▸ **Problem description**
Return the number of lines below with "title" in them, and nothing else.

▸ **Extracted entries**
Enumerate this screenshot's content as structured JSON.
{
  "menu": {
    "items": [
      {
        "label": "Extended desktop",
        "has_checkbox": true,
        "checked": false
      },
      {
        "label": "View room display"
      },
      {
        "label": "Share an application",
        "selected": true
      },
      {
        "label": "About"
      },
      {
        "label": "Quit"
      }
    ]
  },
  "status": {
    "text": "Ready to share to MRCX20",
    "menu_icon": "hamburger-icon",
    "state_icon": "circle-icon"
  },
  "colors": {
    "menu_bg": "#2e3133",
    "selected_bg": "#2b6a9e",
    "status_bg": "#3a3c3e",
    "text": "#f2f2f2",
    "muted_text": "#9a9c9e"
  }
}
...
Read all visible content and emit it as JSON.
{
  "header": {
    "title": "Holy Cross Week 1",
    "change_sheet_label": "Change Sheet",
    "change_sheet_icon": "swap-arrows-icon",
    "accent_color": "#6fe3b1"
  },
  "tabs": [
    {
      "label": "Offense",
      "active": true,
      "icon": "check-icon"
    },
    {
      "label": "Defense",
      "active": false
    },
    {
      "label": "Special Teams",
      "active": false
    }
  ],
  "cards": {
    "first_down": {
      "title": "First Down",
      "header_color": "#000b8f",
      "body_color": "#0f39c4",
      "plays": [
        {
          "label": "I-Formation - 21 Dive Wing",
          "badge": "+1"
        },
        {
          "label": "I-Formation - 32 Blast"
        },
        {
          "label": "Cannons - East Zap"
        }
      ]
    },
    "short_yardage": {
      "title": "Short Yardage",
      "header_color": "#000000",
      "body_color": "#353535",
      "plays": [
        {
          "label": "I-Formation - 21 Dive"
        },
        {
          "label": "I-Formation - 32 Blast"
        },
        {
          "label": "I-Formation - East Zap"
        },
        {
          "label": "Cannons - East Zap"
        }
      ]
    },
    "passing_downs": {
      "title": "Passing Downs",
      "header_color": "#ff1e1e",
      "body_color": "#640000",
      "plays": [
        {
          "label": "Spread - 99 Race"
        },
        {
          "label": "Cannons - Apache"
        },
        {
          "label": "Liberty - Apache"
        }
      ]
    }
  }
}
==
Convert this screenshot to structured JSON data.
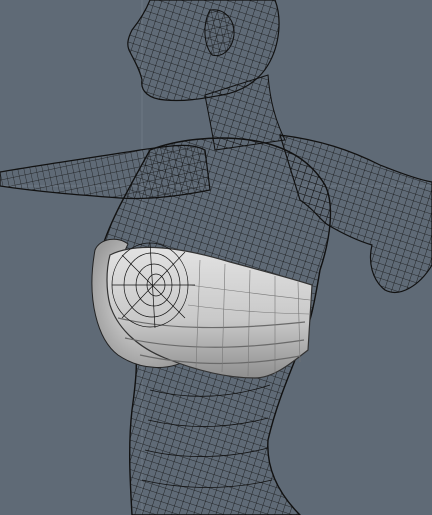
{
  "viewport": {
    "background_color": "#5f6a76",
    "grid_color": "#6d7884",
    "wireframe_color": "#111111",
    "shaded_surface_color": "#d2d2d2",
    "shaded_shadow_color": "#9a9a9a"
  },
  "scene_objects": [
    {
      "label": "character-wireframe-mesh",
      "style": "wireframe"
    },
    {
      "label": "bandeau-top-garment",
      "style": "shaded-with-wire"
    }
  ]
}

▸ **Exercise solution**
4